An Estimated 20 Percent Of The Global Population Is Now Under Lockdown

Increasing restrictions on movement see the streets empty in Rome, Italy, March 15, 2020. Souheila Soula/Shutterstock

When Wuhan and the majority of the Hubei Province in China were put under lockdown in January, critics were concerned that the unprecedented and extreme social restrictions might not be an effective way to halt the spread of COVID-19. Thankfully, the harsh measures meant that the country reported no new cases of domestically transmitted COVID-19 last week for the first time since the outbreak began. In light of the success of the lockdown, other affected countries are following suit as cases continue to soar.

It's now thought around 20 percent of the global population, or one in five people, are under lockdown, reports The Guardian. Germany and the UK have banned gatherings of more than two people, New Zealand has enforced a four-week lockdown, Hong Kong has halted entry to the country to all non-citizens, and Italy, which has had the most cases of any country outside China, has been on lockdown for two weeks. 

At the time of writing, the current global death toll from the devastating SARS-CoV-2 pandemic stands at 17,150, according to Worldometers, with current and confirmed cases topping 390,000. As more relaxed approaches seen in affected countries appear to be failing, more and more countries are opting for the stricter lockdown measures first carried out in Wuhan and the Hubei Province.


Across 35 of the worst-affected countries, it’s estimated that around 900 million people were under quarantine on Saturday, March 21, 600,000 million of which did so under obligatory government lockdown orders punishable by law enforcement, according to an AFP tally.

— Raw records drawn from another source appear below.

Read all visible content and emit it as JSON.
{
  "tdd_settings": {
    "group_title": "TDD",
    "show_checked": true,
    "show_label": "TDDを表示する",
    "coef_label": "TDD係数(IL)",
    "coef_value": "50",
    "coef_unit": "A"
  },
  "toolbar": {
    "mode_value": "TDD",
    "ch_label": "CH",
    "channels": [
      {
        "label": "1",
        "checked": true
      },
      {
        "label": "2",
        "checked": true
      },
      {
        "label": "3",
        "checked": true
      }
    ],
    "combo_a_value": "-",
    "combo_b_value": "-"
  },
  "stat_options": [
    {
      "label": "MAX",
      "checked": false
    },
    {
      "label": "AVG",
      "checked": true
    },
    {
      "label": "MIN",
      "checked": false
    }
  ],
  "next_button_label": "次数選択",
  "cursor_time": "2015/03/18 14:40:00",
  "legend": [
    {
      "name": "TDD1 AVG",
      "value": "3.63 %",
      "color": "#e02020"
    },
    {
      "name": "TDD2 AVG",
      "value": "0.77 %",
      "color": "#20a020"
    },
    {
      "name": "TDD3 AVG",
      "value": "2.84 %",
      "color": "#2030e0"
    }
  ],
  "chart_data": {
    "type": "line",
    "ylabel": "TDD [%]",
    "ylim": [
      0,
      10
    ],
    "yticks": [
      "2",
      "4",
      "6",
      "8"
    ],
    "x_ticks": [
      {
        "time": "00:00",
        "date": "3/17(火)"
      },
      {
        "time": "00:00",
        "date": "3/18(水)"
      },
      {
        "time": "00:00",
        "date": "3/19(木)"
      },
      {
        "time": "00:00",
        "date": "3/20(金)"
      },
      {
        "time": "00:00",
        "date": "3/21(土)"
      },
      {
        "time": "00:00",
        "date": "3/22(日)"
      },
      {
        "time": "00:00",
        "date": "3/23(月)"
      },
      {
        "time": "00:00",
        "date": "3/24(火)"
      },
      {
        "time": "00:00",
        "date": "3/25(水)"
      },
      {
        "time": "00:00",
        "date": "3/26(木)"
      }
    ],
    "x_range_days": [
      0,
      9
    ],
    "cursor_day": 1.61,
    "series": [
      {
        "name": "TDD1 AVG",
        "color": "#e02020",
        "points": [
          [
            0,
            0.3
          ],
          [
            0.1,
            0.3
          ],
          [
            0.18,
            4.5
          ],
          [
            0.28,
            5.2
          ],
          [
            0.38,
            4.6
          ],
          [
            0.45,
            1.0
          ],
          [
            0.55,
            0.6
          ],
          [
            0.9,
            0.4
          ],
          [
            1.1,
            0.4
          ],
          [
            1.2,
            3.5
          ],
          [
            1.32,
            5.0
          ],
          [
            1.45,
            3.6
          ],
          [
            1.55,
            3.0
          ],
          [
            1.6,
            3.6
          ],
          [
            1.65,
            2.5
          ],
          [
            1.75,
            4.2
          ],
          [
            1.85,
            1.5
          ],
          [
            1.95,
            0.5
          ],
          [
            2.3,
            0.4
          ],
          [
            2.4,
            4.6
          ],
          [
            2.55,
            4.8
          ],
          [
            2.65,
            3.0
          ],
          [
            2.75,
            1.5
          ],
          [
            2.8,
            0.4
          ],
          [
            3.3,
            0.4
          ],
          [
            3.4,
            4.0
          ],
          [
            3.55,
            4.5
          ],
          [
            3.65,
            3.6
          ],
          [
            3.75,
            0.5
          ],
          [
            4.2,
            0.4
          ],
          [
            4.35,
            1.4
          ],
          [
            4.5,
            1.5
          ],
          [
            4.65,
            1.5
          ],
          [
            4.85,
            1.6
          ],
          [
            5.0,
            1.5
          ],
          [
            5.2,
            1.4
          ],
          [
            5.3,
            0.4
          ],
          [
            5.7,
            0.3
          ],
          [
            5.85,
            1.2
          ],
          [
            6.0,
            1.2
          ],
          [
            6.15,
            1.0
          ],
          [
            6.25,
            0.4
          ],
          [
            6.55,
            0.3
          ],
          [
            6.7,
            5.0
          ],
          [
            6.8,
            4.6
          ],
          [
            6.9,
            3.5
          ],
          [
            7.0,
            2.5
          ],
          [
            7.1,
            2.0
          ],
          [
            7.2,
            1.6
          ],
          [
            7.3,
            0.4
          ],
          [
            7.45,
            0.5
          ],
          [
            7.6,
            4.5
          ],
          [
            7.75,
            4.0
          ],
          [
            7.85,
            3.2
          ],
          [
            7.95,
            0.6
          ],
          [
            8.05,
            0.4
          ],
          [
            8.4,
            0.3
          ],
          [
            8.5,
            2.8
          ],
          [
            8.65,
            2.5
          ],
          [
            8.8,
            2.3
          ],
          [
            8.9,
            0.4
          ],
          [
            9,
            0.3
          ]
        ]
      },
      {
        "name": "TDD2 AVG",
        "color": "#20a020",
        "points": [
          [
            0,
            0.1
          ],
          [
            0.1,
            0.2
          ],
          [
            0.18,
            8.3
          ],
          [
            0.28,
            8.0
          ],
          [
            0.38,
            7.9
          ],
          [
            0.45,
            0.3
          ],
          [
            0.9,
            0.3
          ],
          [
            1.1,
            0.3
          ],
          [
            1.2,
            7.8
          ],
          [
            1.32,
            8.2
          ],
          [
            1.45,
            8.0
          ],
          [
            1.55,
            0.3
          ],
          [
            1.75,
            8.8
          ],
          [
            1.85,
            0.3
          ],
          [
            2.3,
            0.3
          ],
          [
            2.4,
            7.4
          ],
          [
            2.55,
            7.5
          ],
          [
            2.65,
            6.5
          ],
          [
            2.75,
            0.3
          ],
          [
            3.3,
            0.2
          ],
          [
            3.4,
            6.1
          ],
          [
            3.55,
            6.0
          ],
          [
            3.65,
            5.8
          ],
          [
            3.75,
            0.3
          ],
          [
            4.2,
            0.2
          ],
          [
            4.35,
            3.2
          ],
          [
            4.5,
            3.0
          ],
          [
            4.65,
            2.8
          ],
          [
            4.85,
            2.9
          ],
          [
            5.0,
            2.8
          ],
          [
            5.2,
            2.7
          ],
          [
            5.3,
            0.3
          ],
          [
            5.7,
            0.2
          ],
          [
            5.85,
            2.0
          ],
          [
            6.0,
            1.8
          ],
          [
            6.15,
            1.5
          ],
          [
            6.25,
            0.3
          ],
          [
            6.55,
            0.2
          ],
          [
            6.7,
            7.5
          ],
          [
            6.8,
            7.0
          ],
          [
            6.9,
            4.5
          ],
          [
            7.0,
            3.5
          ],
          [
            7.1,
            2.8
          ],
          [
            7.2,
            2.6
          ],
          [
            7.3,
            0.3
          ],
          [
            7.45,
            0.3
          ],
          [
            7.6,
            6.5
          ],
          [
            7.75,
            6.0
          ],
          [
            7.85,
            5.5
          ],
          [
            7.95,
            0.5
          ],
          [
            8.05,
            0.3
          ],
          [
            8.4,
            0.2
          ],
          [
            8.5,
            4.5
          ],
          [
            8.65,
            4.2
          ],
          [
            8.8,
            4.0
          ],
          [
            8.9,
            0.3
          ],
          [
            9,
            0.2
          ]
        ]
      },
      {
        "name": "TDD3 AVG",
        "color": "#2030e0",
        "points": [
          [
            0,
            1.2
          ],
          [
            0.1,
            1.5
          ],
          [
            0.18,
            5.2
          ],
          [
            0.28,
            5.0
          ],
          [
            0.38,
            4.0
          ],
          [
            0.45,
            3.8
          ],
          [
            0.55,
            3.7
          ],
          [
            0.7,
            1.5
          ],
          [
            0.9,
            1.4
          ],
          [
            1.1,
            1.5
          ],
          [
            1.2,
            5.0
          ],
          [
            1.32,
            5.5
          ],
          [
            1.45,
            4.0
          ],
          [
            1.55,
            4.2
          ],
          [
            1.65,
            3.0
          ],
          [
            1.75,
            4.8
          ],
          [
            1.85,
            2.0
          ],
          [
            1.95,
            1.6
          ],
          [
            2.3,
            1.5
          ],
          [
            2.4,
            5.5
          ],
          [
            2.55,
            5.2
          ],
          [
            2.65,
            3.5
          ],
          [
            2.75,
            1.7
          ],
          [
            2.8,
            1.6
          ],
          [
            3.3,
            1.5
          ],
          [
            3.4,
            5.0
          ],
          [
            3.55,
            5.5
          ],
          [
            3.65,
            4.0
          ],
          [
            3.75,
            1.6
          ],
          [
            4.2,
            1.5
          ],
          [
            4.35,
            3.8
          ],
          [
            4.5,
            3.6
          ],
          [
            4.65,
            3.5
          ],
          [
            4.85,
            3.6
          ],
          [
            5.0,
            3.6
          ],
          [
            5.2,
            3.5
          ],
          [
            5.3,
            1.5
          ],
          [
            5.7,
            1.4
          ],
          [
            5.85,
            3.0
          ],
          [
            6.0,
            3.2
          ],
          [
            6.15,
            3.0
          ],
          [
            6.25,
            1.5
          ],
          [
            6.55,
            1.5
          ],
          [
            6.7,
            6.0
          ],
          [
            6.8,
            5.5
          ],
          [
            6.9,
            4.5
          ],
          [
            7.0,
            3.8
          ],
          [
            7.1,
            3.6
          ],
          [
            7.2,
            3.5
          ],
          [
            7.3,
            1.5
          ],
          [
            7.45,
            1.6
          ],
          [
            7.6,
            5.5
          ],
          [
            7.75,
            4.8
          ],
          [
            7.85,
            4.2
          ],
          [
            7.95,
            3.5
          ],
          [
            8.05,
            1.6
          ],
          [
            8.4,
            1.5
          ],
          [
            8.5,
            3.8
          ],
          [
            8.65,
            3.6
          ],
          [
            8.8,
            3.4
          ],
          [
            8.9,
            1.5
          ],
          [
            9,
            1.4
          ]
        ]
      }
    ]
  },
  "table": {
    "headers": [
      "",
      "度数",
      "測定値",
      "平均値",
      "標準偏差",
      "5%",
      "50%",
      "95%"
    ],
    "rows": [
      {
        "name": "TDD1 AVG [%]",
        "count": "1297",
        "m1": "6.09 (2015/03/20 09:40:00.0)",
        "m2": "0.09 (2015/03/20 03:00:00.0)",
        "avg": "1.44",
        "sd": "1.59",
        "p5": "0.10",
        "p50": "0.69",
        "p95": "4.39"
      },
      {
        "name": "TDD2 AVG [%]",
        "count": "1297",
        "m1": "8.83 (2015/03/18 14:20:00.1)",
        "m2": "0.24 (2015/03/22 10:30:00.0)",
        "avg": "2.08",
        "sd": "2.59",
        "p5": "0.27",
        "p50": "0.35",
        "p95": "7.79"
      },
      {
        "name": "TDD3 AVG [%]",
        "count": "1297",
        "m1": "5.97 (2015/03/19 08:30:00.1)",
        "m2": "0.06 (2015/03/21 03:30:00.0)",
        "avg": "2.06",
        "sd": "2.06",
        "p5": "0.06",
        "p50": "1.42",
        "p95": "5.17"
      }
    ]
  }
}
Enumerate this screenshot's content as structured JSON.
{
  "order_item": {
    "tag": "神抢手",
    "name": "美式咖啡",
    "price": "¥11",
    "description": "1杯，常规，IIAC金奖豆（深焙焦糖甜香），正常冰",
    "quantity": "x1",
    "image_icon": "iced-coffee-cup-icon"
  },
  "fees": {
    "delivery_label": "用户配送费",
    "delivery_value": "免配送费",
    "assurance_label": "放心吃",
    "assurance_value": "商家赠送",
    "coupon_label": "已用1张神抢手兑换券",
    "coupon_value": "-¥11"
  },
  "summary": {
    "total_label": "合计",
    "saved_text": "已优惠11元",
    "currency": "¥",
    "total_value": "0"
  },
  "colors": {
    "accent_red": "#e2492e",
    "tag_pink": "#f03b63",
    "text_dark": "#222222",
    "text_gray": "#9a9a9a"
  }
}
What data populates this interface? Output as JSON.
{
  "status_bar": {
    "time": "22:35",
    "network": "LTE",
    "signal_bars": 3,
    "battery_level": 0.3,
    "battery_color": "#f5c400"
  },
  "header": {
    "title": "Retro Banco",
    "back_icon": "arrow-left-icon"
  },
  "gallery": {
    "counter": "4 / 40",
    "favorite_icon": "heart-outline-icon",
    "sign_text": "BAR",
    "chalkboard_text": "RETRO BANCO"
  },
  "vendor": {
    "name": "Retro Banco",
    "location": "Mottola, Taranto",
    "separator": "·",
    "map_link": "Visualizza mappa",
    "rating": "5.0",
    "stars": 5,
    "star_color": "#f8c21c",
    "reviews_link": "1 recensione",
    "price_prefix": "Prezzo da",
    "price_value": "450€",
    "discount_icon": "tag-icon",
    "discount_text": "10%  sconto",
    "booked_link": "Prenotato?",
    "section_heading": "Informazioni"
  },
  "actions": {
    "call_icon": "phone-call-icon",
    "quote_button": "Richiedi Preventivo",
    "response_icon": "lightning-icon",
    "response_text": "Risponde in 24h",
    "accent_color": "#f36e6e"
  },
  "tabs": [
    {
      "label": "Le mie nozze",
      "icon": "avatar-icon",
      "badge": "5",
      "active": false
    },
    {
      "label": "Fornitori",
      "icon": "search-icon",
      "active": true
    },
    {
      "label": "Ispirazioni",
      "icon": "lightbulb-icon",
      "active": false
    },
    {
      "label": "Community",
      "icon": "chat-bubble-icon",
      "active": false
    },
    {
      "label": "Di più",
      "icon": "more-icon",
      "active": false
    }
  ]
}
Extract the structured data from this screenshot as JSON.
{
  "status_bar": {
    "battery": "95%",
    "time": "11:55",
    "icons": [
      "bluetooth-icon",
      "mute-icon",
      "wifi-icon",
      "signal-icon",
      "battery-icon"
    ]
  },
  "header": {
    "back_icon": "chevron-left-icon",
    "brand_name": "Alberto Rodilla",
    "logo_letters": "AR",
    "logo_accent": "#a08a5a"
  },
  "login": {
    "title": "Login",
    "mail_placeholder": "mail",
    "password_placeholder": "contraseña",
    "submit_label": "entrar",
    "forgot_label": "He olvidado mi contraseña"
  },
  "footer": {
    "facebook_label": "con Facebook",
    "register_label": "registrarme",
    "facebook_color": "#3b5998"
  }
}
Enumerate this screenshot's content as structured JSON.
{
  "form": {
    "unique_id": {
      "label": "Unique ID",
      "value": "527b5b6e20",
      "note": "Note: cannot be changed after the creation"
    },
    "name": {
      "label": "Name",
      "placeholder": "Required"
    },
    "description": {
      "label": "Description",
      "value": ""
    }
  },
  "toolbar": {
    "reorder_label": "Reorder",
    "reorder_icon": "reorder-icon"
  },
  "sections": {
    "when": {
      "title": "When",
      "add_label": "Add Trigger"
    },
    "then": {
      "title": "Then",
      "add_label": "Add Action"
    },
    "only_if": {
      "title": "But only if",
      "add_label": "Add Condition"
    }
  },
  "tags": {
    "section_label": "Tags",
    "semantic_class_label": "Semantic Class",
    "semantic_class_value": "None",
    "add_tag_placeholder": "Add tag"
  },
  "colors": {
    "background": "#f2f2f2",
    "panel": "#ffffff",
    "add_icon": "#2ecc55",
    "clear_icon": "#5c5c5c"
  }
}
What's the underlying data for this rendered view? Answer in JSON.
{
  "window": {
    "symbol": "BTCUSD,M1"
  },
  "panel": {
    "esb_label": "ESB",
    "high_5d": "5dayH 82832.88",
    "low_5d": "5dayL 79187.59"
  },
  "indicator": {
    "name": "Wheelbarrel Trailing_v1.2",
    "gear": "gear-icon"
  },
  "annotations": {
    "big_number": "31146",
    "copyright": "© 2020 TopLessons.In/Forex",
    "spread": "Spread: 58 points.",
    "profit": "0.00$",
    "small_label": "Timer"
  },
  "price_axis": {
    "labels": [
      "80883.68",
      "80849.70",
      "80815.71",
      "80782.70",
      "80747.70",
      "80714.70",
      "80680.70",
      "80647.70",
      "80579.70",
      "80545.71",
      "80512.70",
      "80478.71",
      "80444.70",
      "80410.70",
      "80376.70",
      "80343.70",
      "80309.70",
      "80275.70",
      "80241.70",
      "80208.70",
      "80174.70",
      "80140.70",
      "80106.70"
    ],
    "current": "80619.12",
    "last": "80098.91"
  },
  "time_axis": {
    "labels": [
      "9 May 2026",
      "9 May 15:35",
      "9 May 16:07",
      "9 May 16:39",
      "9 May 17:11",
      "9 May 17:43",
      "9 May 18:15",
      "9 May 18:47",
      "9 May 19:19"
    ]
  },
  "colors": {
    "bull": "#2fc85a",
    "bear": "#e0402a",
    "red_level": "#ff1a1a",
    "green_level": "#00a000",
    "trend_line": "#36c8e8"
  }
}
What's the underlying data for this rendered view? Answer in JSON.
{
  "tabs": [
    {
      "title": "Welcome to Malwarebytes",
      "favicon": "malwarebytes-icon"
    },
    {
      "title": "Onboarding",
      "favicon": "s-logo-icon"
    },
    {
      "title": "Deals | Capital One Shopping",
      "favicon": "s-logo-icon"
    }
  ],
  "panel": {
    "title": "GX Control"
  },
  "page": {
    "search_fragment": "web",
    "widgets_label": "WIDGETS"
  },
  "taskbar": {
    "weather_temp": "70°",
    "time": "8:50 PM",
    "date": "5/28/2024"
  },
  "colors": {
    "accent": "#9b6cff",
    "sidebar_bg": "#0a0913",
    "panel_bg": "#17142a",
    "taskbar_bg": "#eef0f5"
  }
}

Since then, numbers are estimated to have topped 1.7 billion after Indian Prime Minister Narendra Modi imposed a lockdown on 75 of India’s districts including New Delhi, Mumbai, Bangalore, Chennai, Hyderabad, and Kolkata, where restrictions will remain in place until at least March 31.

The UK government announced a three-week lockdown yesterday after citizens continued to meet in groups without keeping to the advised 2-meter distance. The sanctions affecting around 66 million citizens has been put in place until at least April 13. 

In the United States, New York City has gone into lockdown after its confirmed cases reached 15,000 – nearly half of the country's total number of cases, accounting for 5 percent of global COVID-19 cases. It's thought around 40 percent of US citizens are now under restrictions.

As the worst-hit region in Europe, Italy has been on lockdown since March 9 when Prime Minister Giuseppe Conte imposed a national quarantine. The quarantine restricted the movement of Italian residents only allowing people to leave their homes for essential work, to collect food and medicine and to walk pets or face a fine. In response to those ignoring the rules, or as one Italian mayor put it, those acting like "Will Smith in I Am Legend", Conte imposed even stricter rules yesterday. At the same time, hopeful news yesterday revealed that after experiencing the highest number of deaths in a day on Saturday at 793, confirmed cases have declined in Italy for the second day running.


After the months of lockdown, China has announced it will lift the restrictions on Wuhan and the Hubei Province on April 8. The provincial government has already allowed some tourist attractions to reopen, has urged the restoration of normal medical services, and is preparing for public transport services to resume. Whether this means the tide has turned on the pandemic is yet to be seen, but the more we know, the more prepared we can be to get it under control. 

In the meantime, people have to stay home and physically distance themselves. If anyone still doesn't understand why, just show them this gif.


If you liked this story, you'll love these

This website uses cookies

This website uses cookies to improve user experience. By continuing to use our website you consent to all cookies in accordance with our cookie policy.